## WHAT IS EXPECTED:
Once a line is found to contain "true", copy it out of the listing.

:: DATA FOR PROCESSING ::

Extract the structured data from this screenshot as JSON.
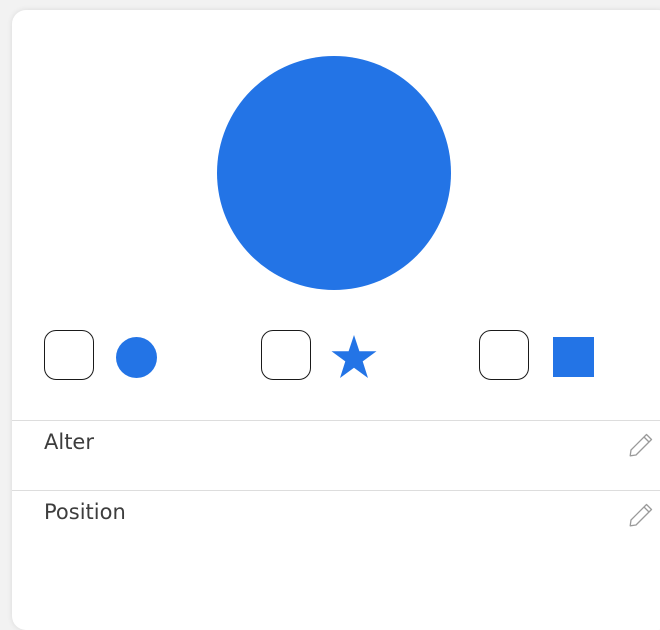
{
  "colors": {
    "accent": "#2374e6",
    "text": "#3d3d3d",
    "divider": "#dddddd"
  },
  "preview": {
    "shape": "circle-shape"
  },
  "shape_options": [
    {
      "shape": "circle-icon",
      "selected": false
    },
    {
      "shape": "star-icon",
      "selected": false
    },
    {
      "shape": "square-icon",
      "selected": false
    }
  ],
  "fields": {
    "alter": {
      "label": "Alter",
      "icon": "pencil-icon"
    },
    "position": {
      "label": "Position",
      "icon": "pencil-icon"
    }
  }
}
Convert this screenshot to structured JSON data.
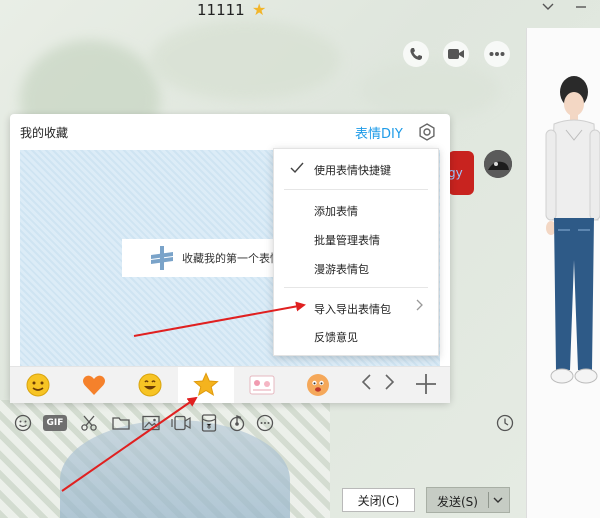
{
  "window": {
    "title": "11111",
    "title_badge_icon": "star-icon",
    "controls": [
      "chevron-down-icon",
      "minimize-icon"
    ]
  },
  "header_actions": [
    "phone-icon",
    "video-icon",
    "more-icon"
  ],
  "favorites_panel": {
    "title": "我的收藏",
    "diy_link": "表情DIY",
    "settings_icon": "gear-icon",
    "empty_hint": "收藏我的第一个表情"
  },
  "context_menu": {
    "items": [
      {
        "label": "使用表情快捷键",
        "checked": true
      },
      {
        "label": "添加表情"
      },
      {
        "label": "批量管理表情"
      },
      {
        "label": "漫游表情包"
      },
      {
        "label": "导入导出表情包",
        "has_submenu": true
      },
      {
        "label": "反馈意见"
      }
    ]
  },
  "chat": {
    "bubble_text": "gy"
  },
  "emoji_tabs": [
    {
      "icon": "smile-emoji-icon"
    },
    {
      "icon": "heart-icon"
    },
    {
      "icon": "grin-emoji-icon"
    },
    {
      "icon": "star-icon",
      "active": true
    },
    {
      "icon": "sticker-pack-icon"
    },
    {
      "icon": "character-emoji-icon"
    }
  ],
  "toolbar": {
    "tools": [
      "emoji-icon",
      "gif-icon",
      "scissors-icon",
      "folder-icon",
      "image-icon",
      "screen-record-icon",
      "red-envelope-icon",
      "music-icon",
      "more-icon"
    ],
    "gif_label": "GIF",
    "history_icon": "clock-icon"
  },
  "footer": {
    "close_label": "关闭(C)",
    "send_label": "发送(S)"
  },
  "colors": {
    "accent_blue": "#1e9be8",
    "star_yellow": "#f2b52a",
    "arrow_red": "#e02020",
    "bubble_red": "#c8231f"
  }
}
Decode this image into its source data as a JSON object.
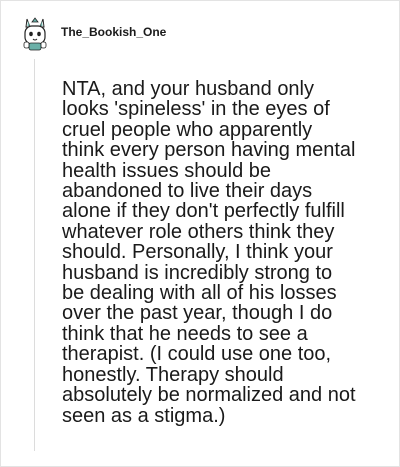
{
  "comment": {
    "username": "The_Bookish_One",
    "avatar_icon": "cartoon-avatar-icon",
    "body": "NTA, and your husband only\nlooks 'spineless' in the eyes of\ncruel people who apparently\nthink every person having mental\nhealth issues should be\nabandoned to live their days\nalone if they don't perfectly fulfill\nwhatever role others think they\nshould. Personally, I think your\nhusband is incredibly strong to\nbe dealing with all of his losses\nover the past year, though I do\nthink that he needs to see a\ntherapist. (I could use one too,\nhonestly. Therapy should\nabsolutely be normalized and not\nseen as a stigma.)"
  },
  "colors": {
    "text": "#1a1a1a",
    "border": "#e3e3e3",
    "thread_line": "#dcdcdc",
    "avatar_accent": "#6ab0a8"
  }
}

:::

## ANSWER TO THIS TASK:
        "checked": true
        "has_submenu": true
      "active": true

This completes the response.